Content starts

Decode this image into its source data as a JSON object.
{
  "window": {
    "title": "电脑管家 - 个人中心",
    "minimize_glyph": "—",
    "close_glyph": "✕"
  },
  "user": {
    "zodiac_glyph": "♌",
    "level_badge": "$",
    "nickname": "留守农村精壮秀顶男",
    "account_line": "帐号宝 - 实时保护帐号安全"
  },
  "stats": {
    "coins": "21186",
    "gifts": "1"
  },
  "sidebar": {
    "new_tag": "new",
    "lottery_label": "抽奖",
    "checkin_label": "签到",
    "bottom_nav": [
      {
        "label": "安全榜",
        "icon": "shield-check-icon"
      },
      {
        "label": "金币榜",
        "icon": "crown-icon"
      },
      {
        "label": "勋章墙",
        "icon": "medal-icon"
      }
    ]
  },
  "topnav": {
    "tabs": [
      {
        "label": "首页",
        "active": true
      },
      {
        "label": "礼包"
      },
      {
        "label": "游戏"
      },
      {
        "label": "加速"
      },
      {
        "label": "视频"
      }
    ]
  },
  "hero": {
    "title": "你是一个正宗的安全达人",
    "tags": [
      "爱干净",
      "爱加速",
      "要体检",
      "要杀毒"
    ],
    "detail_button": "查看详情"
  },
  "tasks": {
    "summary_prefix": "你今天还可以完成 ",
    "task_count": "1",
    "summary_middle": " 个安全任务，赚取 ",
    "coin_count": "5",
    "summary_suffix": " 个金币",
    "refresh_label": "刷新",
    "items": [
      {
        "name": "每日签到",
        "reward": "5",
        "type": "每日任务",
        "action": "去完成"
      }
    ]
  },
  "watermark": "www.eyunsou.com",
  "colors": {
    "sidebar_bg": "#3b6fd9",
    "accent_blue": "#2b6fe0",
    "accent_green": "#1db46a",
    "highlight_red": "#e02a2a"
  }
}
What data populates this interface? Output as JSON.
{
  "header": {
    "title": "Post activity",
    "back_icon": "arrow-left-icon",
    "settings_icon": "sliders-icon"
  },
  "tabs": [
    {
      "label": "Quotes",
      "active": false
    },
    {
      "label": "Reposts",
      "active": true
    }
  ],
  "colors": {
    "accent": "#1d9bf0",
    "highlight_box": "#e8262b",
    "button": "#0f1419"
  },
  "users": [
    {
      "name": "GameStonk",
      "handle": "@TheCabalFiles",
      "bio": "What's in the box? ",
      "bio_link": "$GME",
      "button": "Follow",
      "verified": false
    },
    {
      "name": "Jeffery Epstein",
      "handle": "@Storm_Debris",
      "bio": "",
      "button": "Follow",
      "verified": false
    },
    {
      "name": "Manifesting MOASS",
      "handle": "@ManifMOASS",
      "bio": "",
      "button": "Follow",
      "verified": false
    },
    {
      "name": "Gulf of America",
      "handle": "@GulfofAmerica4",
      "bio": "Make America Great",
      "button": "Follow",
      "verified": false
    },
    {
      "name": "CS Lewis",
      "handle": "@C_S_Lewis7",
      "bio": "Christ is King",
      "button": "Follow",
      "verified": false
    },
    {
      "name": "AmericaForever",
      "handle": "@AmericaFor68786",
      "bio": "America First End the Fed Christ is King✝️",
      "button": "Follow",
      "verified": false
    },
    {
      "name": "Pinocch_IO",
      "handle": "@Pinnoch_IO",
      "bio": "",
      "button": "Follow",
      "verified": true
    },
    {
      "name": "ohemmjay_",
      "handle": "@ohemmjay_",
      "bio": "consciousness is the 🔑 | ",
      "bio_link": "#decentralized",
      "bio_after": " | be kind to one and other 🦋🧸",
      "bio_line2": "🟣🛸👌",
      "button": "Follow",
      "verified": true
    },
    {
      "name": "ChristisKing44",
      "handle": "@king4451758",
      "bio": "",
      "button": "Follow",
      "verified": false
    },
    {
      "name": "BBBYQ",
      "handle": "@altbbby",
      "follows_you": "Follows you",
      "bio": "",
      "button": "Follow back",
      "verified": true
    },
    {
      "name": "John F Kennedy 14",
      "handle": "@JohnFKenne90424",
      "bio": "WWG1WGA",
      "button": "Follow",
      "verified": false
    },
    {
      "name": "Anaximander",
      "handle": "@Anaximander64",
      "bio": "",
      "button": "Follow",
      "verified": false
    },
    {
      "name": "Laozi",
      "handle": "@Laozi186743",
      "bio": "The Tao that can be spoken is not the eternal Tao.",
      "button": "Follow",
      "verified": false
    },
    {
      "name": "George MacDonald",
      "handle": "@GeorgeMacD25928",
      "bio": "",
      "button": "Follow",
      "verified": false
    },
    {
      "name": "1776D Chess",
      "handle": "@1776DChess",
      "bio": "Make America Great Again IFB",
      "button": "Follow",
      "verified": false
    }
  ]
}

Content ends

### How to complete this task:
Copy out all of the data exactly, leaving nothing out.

### Problem solution:
Decode this image into its source data as a JSON object.
{
  "window": {
    "title": "电脑管家 - 个人中心",
    "minimize_glyph": "—",
    "close_glyph": "✕"
  },
  "user": {
    "zodiac_glyph": "♌",
    "level_badge": "$",
    "nickname": "留守农村精壮秀顶男",
    "account_line": "帐号宝 - 实时保护帐号安全"
  },
  "stats": {
    "coins": "21186",
    "gifts": "1"
  },
  "sidebar": {
    "new_tag": "new",
    "lottery_label": "抽奖",
    "checkin_label": "签到",
    "bottom_nav": [
      {
        "label": "安全榜",
        "icon": "shield-check-icon"
      },
      {
        "label": "金币榜",
        "icon": "crown-icon"
      },
      {
        "label": "勋章墙",
        "icon": "medal-icon"
      }
    ]
  },
  "topnav": {
    "tabs": [
      {
        "label": "首页",
        "active": true
      },
      {
        "label": "礼包"
      },
      {
        "label": "游戏"
      },
      {
        "label": "加速"
      },
      {
        "label": "视频"
      }
    ]
  },
  "hero": {
    "title": "你是一个正宗的安全达人",
    "tags": [
      "爱干净",
      "爱加速",
      "要体检",
      "要杀毒"
    ],
    "detail_button": "查看详情"
  },
  "tasks": {
    "summary_prefix": "你今天还可以完成 ",
    "task_count": "1",
    "summary_middle": " 个安全任务，赚取 ",
    "coin_count": "5",
    "summary_suffix": " 个金币",
    "refresh_label": "刷新",
    "items": [
      {
        "name": "每日签到",
        "reward": "5",
        "type": "每日任务",
        "action": "去完成"
      }
    ]
  },
  "watermark": "www.eyunsou.com",
  "colors": {
    "sidebar_bg": "#3b6fd9",
    "accent_blue": "#2b6fe0",
    "accent_green": "#1db46a",
    "highlight_red": "#e02a2a"
  }
}
What data populates this interface? Output as JSON.
{
  "header": {
    "title": "Post activity",
    "back_icon": "arrow-left-icon",
    "settings_icon": "sliders-icon"
  },
  "tabs": [
    {
      "label": "Quotes",
      "active": false
    },
    {
      "label": "Reposts",
      "active": true
    }
  ],
  "colors": {
    "accent": "#1d9bf0",
    "highlight_box": "#e8262b",
    "button": "#0f1419"
  },
  "users": [
    {
      "name": "GameStonk",
      "handle": "@TheCabalFiles",
      "bio": "What's in the box? ",
      "bio_link": "$GME",
      "button": "Follow",
      "verified": false
    },
    {
      "name": "Jeffery Epstein",
      "handle": "@Storm_Debris",
      "bio": "",
      "button": "Follow",
      "verified": false
    },
    {
      "name": "Manifesting MOASS",
      "handle": "@ManifMOASS",
      "bio": "",
      "button": "Follow",
      "verified": false
    },
    {
      "name": "Gulf of America",
      "handle": "@GulfofAmerica4",
      "bio": "Make America Great",
      "button": "Follow",
      "verified": false
    },
    {
      "name": "CS Lewis",
      "handle": "@C_S_Lewis7",
      "bio": "Christ is King",
      "button": "Follow",
      "verified": false
    },
    {
      "name": "AmericaForever",
      "handle": "@AmericaFor68786",
      "bio": "America First End the Fed Christ is King✝️",
      "button": "Follow",
      "verified": false
    },
    {
      "name": "Pinocch_IO",
      "handle": "@Pinnoch_IO",
      "bio": "",
      "button": "Follow",
      "verified": true
    },
    {
      "name": "ohemmjay_",
      "handle": "@ohemmjay_",
      "bio": "consciousness is the 🔑 | ",
      "bio_link": "#decentralized",
      "bio_after": " | be kind to one and other 🦋🧸",
      "bio_line2": "🟣🛸👌",
      "button": "Follow",
      "verified": true
    },
    {
      "name": "ChristisKing44",
      "handle": "@king4451758",
      "bio": "",
      "button": "Follow",
      "verified": false
    },
    {
      "name": "BBBYQ",
      "handle": "@altbbby",
      "follows_you": "Follows you",
      "bio": "",
      "button": "Follow back",
      "verified": true
    },
    {
      "name": "John F Kennedy 14",
      "handle": "@JohnFKenne90424",
      "bio": "WWG1WGA",
      "button": "Follow",
      "verified": false
    },
    {
      "name": "Anaximander",
      "handle": "@Anaximander64",
      "bio": "",
      "button": "Follow",
      "verified": false
    },
    {
      "name": "Laozi",
      "handle": "@Laozi186743",
      "bio": "The Tao that can be spoken is not the eternal Tao.",
      "button": "Follow",
      "verified": false
    },
    {
      "name": "George MacDonald",
      "handle": "@GeorgeMacD25928",
      "bio": "",
      "button": "Follow",
      "verified": false
    },
    {
      "name": "1776D Chess",
      "handle": "@1776DChess",
      "bio": "Make America Great Again IFB",
      "button": "Follow",
      "verified": false
    }
  ]
}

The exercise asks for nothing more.